JMRI is...


JMRI provides powerful tools for working with your layout.

Layout Automation

JMRI can be used to automate parts of your layout, from simply controlling a crossing gate to running trains in the background.

JMRI: Block Tracking

Background Information

Model railroad control systems generally can't tell you which train occupies a particular piece of track at any given time.

This is unfortunate, because there are lots of reasons you might want to know. For example, you might want to command any train that reaches a particular red signal to stop. But you can't do that unless you know which train it is that is reaching the signal.

JMRI provides experimental tools for tracking trains as them move around on the layout.

Basic Concepts

Imagine a simple loop of track that's been wired with occupancy sensors on individual segments of track, which we'll call "Blocks". Imagine the train is in Block A, and will shortly move to Block B, then C.

At first the sensor for Block A is showing active. As the train moves into Block B, the Sensor for B will go active. When the train has completely left A, it's sensor will go inactive etc.

Although a particular Block only knows whether it's active or not (occupied or not), by also looking at the occupancy of the adjacent Blocks it can tell more. In the example above, if the code knew that train 321 was in Block A, when Block B goes active, the program can infer that 321 is now also in Block B.

This doesn't always work, unfortunately. Imagine the case above, where there is both a train in Block A and also a train in Block C. When Block B goes from inactive to active (unoccupied to occupied), which train moved in? The one from A, or the one from C?

Some of this ambiguity can be removed by careful arrangement of the detection Blocks, by accepting limitations on how trains can run (or how short Blocks have to be), and by using more intelligent logic that thinks about the direction and priority of trains. But it's clear that even straight track poses some problems.

Turnouts add an additional layer of complexity. Imagine a train is sitting in the Block next to the normal (closed) route, and another is sitting in the reversed (thrown) route. When the occupancy Sensor for the Turnout goes active, which Train has entered the Turnout track? That depends on which way the Turnout is set, so the program needs to be able to consider that information too.

JMRI Block Tools

JMRI provides a "Block" class to handle the tracking.

Note that this is test code, and not all features are completely present. For example, you cannot store Block objects in a Configuration file; they must be manually created in your scripts. This limitations will be removed with time.

Block Table

The Block Table lets you see the status of your Blocks.

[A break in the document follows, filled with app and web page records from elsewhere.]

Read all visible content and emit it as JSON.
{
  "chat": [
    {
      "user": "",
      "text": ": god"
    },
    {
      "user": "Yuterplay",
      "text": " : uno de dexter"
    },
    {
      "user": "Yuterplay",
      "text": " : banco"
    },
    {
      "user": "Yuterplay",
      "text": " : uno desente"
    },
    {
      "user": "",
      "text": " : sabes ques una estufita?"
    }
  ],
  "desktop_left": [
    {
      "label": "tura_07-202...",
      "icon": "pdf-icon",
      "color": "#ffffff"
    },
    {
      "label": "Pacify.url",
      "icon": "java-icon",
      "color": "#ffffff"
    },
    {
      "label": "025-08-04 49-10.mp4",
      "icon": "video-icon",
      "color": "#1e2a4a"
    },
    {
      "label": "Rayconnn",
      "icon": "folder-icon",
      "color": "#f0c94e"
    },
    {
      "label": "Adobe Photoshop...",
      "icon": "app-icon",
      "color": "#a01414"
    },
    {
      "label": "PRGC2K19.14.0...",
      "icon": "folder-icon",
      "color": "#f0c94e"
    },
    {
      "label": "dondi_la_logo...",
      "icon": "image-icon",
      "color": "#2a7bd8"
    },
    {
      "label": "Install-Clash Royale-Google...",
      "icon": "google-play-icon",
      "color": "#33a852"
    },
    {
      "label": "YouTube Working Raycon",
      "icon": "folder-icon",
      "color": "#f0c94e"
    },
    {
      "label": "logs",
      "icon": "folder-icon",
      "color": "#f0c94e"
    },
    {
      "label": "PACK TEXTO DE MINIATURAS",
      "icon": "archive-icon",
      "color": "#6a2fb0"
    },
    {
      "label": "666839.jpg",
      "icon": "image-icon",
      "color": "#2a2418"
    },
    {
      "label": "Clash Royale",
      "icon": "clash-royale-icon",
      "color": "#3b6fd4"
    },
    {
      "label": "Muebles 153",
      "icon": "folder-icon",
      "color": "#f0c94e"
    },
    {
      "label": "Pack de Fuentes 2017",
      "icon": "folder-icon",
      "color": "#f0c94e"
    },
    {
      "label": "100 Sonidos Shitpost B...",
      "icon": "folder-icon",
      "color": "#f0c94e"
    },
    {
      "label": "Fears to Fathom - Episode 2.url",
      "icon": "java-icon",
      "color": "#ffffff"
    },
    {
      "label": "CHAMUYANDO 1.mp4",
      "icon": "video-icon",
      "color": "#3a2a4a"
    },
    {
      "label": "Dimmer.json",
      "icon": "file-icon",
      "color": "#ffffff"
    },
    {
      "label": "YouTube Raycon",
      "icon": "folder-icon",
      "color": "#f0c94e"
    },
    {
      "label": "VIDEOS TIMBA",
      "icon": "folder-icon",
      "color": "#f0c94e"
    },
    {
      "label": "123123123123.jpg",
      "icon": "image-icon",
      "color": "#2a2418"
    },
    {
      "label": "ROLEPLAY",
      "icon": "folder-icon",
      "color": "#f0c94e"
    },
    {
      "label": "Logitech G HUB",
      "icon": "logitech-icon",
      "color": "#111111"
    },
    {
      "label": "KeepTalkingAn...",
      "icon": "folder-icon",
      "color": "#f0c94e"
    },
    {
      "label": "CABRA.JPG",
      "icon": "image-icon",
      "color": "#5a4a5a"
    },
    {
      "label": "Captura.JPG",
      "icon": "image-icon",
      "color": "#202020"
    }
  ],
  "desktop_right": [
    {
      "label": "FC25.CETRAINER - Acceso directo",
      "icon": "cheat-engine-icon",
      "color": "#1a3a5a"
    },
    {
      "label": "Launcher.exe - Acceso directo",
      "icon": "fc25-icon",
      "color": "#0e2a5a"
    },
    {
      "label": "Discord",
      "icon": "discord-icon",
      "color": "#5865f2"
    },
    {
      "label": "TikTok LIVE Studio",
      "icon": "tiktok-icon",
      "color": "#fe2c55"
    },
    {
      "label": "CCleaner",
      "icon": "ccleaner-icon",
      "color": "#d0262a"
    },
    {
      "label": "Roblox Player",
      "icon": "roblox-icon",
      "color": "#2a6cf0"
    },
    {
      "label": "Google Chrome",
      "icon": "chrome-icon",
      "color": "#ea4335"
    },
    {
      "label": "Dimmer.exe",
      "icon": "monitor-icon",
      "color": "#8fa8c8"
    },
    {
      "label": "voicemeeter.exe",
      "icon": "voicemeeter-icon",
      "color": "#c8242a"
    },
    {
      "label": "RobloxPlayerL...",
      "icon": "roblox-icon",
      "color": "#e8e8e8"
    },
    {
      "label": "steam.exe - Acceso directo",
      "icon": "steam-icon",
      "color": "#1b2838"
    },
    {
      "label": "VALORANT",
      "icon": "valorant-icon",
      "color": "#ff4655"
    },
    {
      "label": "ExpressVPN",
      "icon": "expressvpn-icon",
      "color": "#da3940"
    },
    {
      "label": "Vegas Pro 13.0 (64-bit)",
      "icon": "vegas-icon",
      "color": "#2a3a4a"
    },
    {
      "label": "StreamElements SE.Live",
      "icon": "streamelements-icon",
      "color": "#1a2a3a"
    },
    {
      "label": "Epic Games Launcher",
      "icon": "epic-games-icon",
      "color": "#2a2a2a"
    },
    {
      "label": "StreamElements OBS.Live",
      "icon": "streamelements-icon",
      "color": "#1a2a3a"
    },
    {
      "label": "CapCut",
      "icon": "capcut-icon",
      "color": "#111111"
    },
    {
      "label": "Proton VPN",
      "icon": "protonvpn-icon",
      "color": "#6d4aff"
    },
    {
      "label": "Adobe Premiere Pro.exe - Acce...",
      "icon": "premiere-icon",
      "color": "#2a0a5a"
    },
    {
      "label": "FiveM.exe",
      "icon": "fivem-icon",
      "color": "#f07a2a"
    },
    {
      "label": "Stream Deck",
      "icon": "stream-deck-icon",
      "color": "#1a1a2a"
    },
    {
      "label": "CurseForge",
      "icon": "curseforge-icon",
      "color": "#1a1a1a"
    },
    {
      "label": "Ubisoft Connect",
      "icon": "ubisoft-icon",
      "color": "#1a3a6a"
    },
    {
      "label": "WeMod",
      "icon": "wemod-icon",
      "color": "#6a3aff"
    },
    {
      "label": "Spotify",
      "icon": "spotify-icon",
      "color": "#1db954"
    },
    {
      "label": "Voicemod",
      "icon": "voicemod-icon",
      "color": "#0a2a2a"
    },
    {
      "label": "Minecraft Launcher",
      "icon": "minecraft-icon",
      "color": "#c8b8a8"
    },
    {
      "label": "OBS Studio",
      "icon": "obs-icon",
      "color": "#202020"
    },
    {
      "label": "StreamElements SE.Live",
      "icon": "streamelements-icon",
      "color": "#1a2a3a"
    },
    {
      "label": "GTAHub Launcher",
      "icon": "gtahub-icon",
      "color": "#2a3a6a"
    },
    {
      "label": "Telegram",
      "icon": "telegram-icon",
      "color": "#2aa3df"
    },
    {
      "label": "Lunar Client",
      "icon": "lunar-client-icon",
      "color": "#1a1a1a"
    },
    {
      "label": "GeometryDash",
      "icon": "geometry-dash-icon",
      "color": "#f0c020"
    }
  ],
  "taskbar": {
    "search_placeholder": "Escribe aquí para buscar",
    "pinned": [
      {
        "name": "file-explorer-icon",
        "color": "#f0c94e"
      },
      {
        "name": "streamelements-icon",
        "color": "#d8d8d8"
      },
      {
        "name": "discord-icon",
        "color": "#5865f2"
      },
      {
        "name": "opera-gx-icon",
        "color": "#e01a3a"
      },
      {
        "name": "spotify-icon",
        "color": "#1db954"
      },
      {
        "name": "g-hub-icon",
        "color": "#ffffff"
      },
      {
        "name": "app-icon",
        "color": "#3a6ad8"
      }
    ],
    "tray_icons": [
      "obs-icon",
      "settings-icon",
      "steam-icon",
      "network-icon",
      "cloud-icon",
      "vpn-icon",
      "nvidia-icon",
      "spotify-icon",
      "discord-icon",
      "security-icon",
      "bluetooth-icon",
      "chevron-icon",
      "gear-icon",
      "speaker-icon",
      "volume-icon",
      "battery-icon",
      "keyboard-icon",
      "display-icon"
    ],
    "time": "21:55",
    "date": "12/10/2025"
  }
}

There is no functional requirement for a type letter in the System Name, but by convention we use 'B' for 'Block'. The default implementation is not system-specific, so a system letter of 'I' is appropriate. This leads to system names like "IB201".

The direction of a Block is set from the direction of the incoming train. When a train is found to be coming in on a particular Path, that Path's getFromBlockDirection becomes the direction of the train in this Block.


Do not assume that only one Block object uniquely represents a piece of track. To allow independent development, it must be possible for multiple Block objects to take care of a particular section of track.

Technical Information

For technical information, see the Javadoc pages for